* [Exercise instructions]
Repeat the records below exactly, leaving out any pictures.

---

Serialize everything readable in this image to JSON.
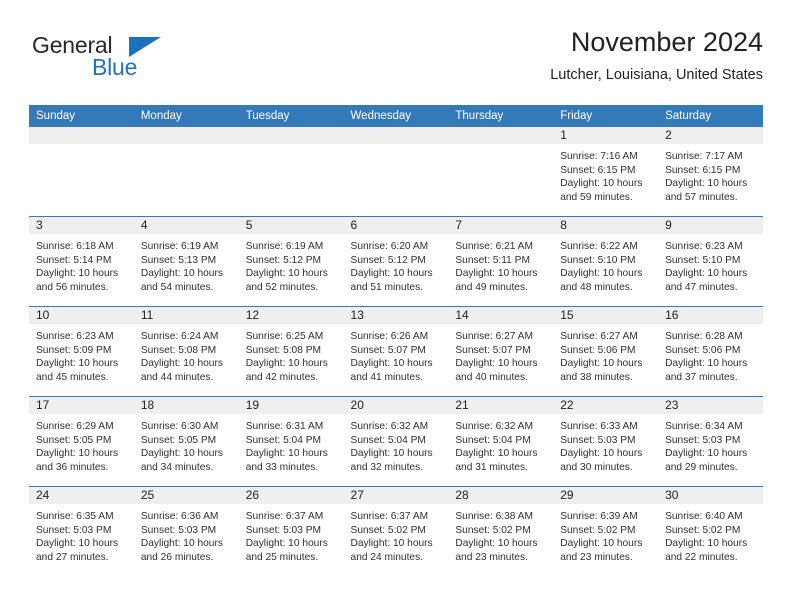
{
  "brand": {
    "name_top": "General",
    "name_bottom": "Blue",
    "accent_color": "#2272b8"
  },
  "header": {
    "title": "November 2024",
    "subtitle": "Lutcher, Louisiana, United States"
  },
  "calendar": {
    "header_bg": "#3479b8",
    "daynum_bg": "#efeff0",
    "weekdays": [
      "Sunday",
      "Monday",
      "Tuesday",
      "Wednesday",
      "Thursday",
      "Friday",
      "Saturday"
    ],
    "weeks": [
      [
        {
          "day": "",
          "lines": []
        },
        {
          "day": "",
          "lines": []
        },
        {
          "day": "",
          "lines": []
        },
        {
          "day": "",
          "lines": []
        },
        {
          "day": "",
          "lines": []
        },
        {
          "day": "1",
          "lines": [
            "Sunrise: 7:16 AM",
            "Sunset: 6:15 PM",
            "Daylight: 10 hours and 59 minutes."
          ]
        },
        {
          "day": "2",
          "lines": [
            "Sunrise: 7:17 AM",
            "Sunset: 6:15 PM",
            "Daylight: 10 hours and 57 minutes."
          ]
        }
      ],
      [
        {
          "day": "3",
          "lines": [
            "Sunrise: 6:18 AM",
            "Sunset: 5:14 PM",
            "Daylight: 10 hours and 56 minutes."
          ]
        },
        {
          "day": "4",
          "lines": [
            "Sunrise: 6:19 AM",
            "Sunset: 5:13 PM",
            "Daylight: 10 hours and 54 minutes."
          ]
        },
        {
          "day": "5",
          "lines": [
            "Sunrise: 6:19 AM",
            "Sunset: 5:12 PM",
            "Daylight: 10 hours and 52 minutes."
          ]
        },
        {
          "day": "6",
          "lines": [
            "Sunrise: 6:20 AM",
            "Sunset: 5:12 PM",
            "Daylight: 10 hours and 51 minutes."
          ]
        },
        {
          "day": "7",
          "lines": [
            "Sunrise: 6:21 AM",
            "Sunset: 5:11 PM",
            "Daylight: 10 hours and 49 minutes."
          ]
        },
        {
          "day": "8",
          "lines": [
            "Sunrise: 6:22 AM",
            "Sunset: 5:10 PM",
            "Daylight: 10 hours and 48 minutes."
          ]
        },
        {
          "day": "9",
          "lines": [
            "Sunrise: 6:23 AM",
            "Sunset: 5:10 PM",
            "Daylight: 10 hours and 47 minutes."
          ]
        }
      ],
      [
        {
          "day": "10",
          "lines": [
            "Sunrise: 6:23 AM",
            "Sunset: 5:09 PM",
            "Daylight: 10 hours and 45 minutes."
          ]
        },
        {
          "day": "11",
          "lines": [
            "Sunrise: 6:24 AM",
            "Sunset: 5:08 PM",
            "Daylight: 10 hours and 44 minutes."
          ]
        },
        {
          "day": "12",
          "lines": [
            "Sunrise: 6:25 AM",
            "Sunset: 5:08 PM",
            "Daylight: 10 hours and 42 minutes."
          ]
        },
        {
          "day": "13",
          "lines": [
            "Sunrise: 6:26 AM",
            "Sunset: 5:07 PM",
            "Daylight: 10 hours and 41 minutes."
          ]
        },
        {
          "day": "14",
          "lines": [
            "Sunrise: 6:27 AM",
            "Sunset: 5:07 PM",
            "Daylight: 10 hours and 40 minutes."
          ]
        },
        {
          "day": "15",
          "lines": [
            "Sunrise: 6:27 AM",
            "Sunset: 5:06 PM",
            "Daylight: 10 hours and 38 minutes."
          ]
        },
        {
          "day": "16",
          "lines": [
            "Sunrise: 6:28 AM",
            "Sunset: 5:06 PM",
            "Daylight: 10 hours and 37 minutes."
          ]
        }
      ],
      [
        {
          "day": "17",
          "lines": [
            "Sunrise: 6:29 AM",
            "Sunset: 5:05 PM",
            "Daylight: 10 hours and 36 minutes."
          ]
        },
        {
          "day": "18",
          "lines": [
            "Sunrise: 6:30 AM",
            "Sunset: 5:05 PM",
            "Daylight: 10 hours and 34 minutes."
          ]
        },
        {
          "day": "19",
          "lines": [
            "Sunrise: 6:31 AM",
            "Sunset: 5:04 PM",
            "Daylight: 10 hours and 33 minutes."
          ]
        },
        {
          "day": "20",
          "lines": [
            "Sunrise: 6:32 AM",
            "Sunset: 5:04 PM",
            "Daylight: 10 hours and 32 minutes."
          ]
        },
        {
          "day": "21",
          "lines": [
            "Sunrise: 6:32 AM",
            "Sunset: 5:04 PM",
            "Daylight: 10 hours and 31 minutes."
          ]
        },
        {
          "day": "22",
          "lines": [
            "Sunrise: 6:33 AM",
            "Sunset: 5:03 PM",
            "Daylight: 10 hours and 30 minutes."
          ]
        },
        {
          "day": "23",
          "lines": [
            "Sunrise: 6:34 AM",
            "Sunset: 5:03 PM",
            "Daylight: 10 hours and 29 minutes."
          ]
        }
      ],
      [
        {
          "day": "24",
          "lines": [
            "Sunrise: 6:35 AM",
            "Sunset: 5:03 PM",
            "Daylight: 10 hours and 27 minutes."
          ]
        },
        {
          "day": "25",
          "lines": [
            "Sunrise: 6:36 AM",
            "Sunset: 5:03 PM",
            "Daylight: 10 hours and 26 minutes."
          ]
        },
        {
          "day": "26",
          "lines": [
            "Sunrise: 6:37 AM",
            "Sunset: 5:03 PM",
            "Daylight: 10 hours and 25 minutes."
          ]
        },
        {
          "day": "27",
          "lines": [
            "Sunrise: 6:37 AM",
            "Sunset: 5:02 PM",
            "Daylight: 10 hours and 24 minutes."
          ]
        },
        {
          "day": "28",
          "lines": [
            "Sunrise: 6:38 AM",
            "Sunset: 5:02 PM",
            "Daylight: 10 hours and 23 minutes."
          ]
        },
        {
          "day": "29",
          "lines": [
            "Sunrise: 6:39 AM",
            "Sunset: 5:02 PM",
            "Daylight: 10 hours and 23 minutes."
          ]
        },
        {
          "day": "30",
          "lines": [
            "Sunrise: 6:40 AM",
            "Sunset: 5:02 PM",
            "Daylight: 10 hours and 22 minutes."
          ]
        }
      ]
    ]
  }
}
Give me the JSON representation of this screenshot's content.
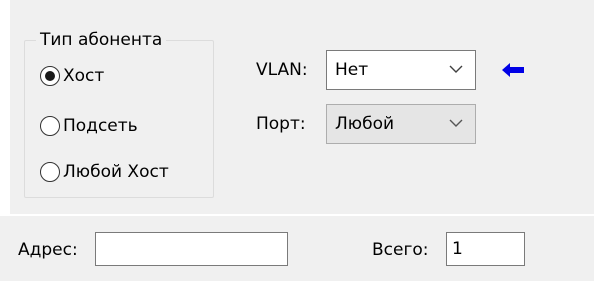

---

* [Written solution]
Serialize everything readable in this image to JSON.
{
  "brand": {
    "name_top": "General",
    "name_bottom": "Blue",
    "accent_color": "#2272b8"
  },
  "header": {
    "title": "November 2024",
    "subtitle": "Lutcher, Louisiana, United States"
  },
  "calendar": {
    "header_bg": "#3479b8",
    "daynum_bg": "#efeff0",
    "weekdays": [
      "Sunday",
      "Monday",
      "Tuesday",
      "Wednesday",
      "Thursday",
      "Friday",
      "Saturday"
    ],
    "weeks": [
      [
        {
          "day": "",
          "lines": []
        },
        {
          "day": "",
          "lines": []
        },
        {
          "day": "",
          "lines": []
        },
        {
          "day": "",
          "lines": []
        },
        {
          "day": "",
          "lines": []
        },
        {
          "day": "1",
          "lines": [
            "Sunrise: 7:16 AM",
            "Sunset: 6:15 PM",
            "Daylight: 10 hours and 59 minutes."
          ]
        },
        {
          "day": "2",
          "lines": [
            "Sunrise: 7:17 AM",
            "Sunset: 6:15 PM",
            "Daylight: 10 hours and 57 minutes."
          ]
        }
      ],
      [
        {
          "day": "3",
          "lines": [
            "Sunrise: 6:18 AM",
            "Sunset: 5:14 PM",
            "Daylight: 10 hours and 56 minutes."
          ]
        },
        {
          "day": "4",
          "lines": [
            "Sunrise: 6:19 AM",
            "Sunset: 5:13 PM",
            "Daylight: 10 hours and 54 minutes."
          ]
        },
        {
          "day": "5",
          "lines": [
            "Sunrise: 6:19 AM",
            "Sunset: 5:12 PM",
            "Daylight: 10 hours and 52 minutes."
          ]
        },
        {
          "day": "6",
          "lines": [
            "Sunrise: 6:20 AM",
            "Sunset: 5:12 PM",
            "Daylight: 10 hours and 51 minutes."
          ]
        },
        {
          "day": "7",
          "lines": [
            "Sunrise: 6:21 AM",
            "Sunset: 5:11 PM",
            "Daylight: 10 hours and 49 minutes."
          ]
        },
        {
          "day": "8",
          "lines": [
            "Sunrise: 6:22 AM",
            "Sunset: 5:10 PM",
            "Daylight: 10 hours and 48 minutes."
          ]
        },
        {
          "day": "9",
          "lines": [
            "Sunrise: 6:23 AM",
            "Sunset: 5:10 PM",
            "Daylight: 10 hours and 47 minutes."
          ]
        }
      ],
      [
        {
          "day": "10",
          "lines": [
            "Sunrise: 6:23 AM",
            "Sunset: 5:09 PM",
            "Daylight: 10 hours and 45 minutes."
          ]
        },
        {
          "day": "11",
          "lines": [
            "Sunrise: 6:24 AM",
            "Sunset: 5:08 PM",
            "Daylight: 10 hours and 44 minutes."
          ]
        },
        {
          "day": "12",
          "lines": [
            "Sunrise: 6:25 AM",
            "Sunset: 5:08 PM",
            "Daylight: 10 hours and 42 minutes."
          ]
        },
        {
          "day": "13",
          "lines": [
            "Sunrise: 6:26 AM",
            "Sunset: 5:07 PM",
            "Daylight: 10 hours and 41 minutes."
          ]
        },
        {
          "day": "14",
          "lines": [
            "Sunrise: 6:27 AM",
            "Sunset: 5:07 PM",
            "Daylight: 10 hours and 40 minutes."
          ]
        },
        {
          "day": "15",
          "lines": [
            "Sunrise: 6:27 AM",
            "Sunset: 5:06 PM",
            "Daylight: 10 hours and 38 minutes."
          ]
        },
        {
          "day": "16",
          "lines": [
            "Sunrise: 6:28 AM",
            "Sunset: 5:06 PM",
            "Daylight: 10 hours and 37 minutes."
          ]
        }
      ],
      [
        {
          "day": "17",
          "lines": [
            "Sunrise: 6:29 AM",
            "Sunset: 5:05 PM",
            "Daylight: 10 hours and 36 minutes."
          ]
        },
        {
          "day": "18",
          "lines": [
            "Sunrise: 6:30 AM",
            "Sunset: 5:05 PM",
            "Daylight: 10 hours and 34 minutes."
          ]
        },
        {
          "day": "19",
          "lines": [
            "Sunrise: 6:31 AM",
            "Sunset: 5:04 PM",
            "Daylight: 10 hours and 33 minutes."
          ]
        },
        {
          "day": "20",
          "lines": [
            "Sunrise: 6:32 AM",
            "Sunset: 5:04 PM",
            "Daylight: 10 hours and 32 minutes."
          ]
        },
        {
          "day": "21",
          "lines": [
            "Sunrise: 6:32 AM",
            "Sunset: 5:04 PM",
            "Daylight: 10 hours and 31 minutes."
          ]
        },
        {
          "day": "22",
          "lines": [
            "Sunrise: 6:33 AM",
            "Sunset: 5:03 PM",
            "Daylight: 10 hours and 30 minutes."
          ]
        },
        {
          "day": "23",
          "lines": [
            "Sunrise: 6:34 AM",
            "Sunset: 5:03 PM",
            "Daylight: 10 hours and 29 minutes."
          ]
        }
      ],
      [
        {
          "day": "24",
          "lines": [
            "Sunrise: 6:35 AM",
            "Sunset: 5:03 PM",
            "Daylight: 10 hours and 27 minutes."
          ]
        },
        {
          "day": "25",
          "lines": [
            "Sunrise: 6:36 AM",
            "Sunset: 5:03 PM",
            "Daylight: 10 hours and 26 minutes."
          ]
        },
        {
          "day": "26",
          "lines": [
            "Sunrise: 6:37 AM",
            "Sunset: 5:03 PM",
            "Daylight: 10 hours and 25 minutes."
          ]
        },
        {
          "day": "27",
          "lines": [
            "Sunrise: 6:37 AM",
            "Sunset: 5:02 PM",
            "Daylight: 10 hours and 24 minutes."
          ]
        },
        {
          "day": "28",
          "lines": [
            "Sunrise: 6:38 AM",
            "Sunset: 5:02 PM",
            "Daylight: 10 hours and 23 minutes."
          ]
        },
        {
          "day": "29",
          "lines": [
            "Sunrise: 6:39 AM",
            "Sunset: 5:02 PM",
            "Daylight: 10 hours and 23 minutes."
          ]
        },
        {
          "day": "30",
          "lines": [
            "Sunrise: 6:40 AM",
            "Sunset: 5:02 PM",
            "Daylight: 10 hours and 22 minutes."
          ]
        }
      ]
    ]
  }
}
Give me the JSON representation of this screenshot's content.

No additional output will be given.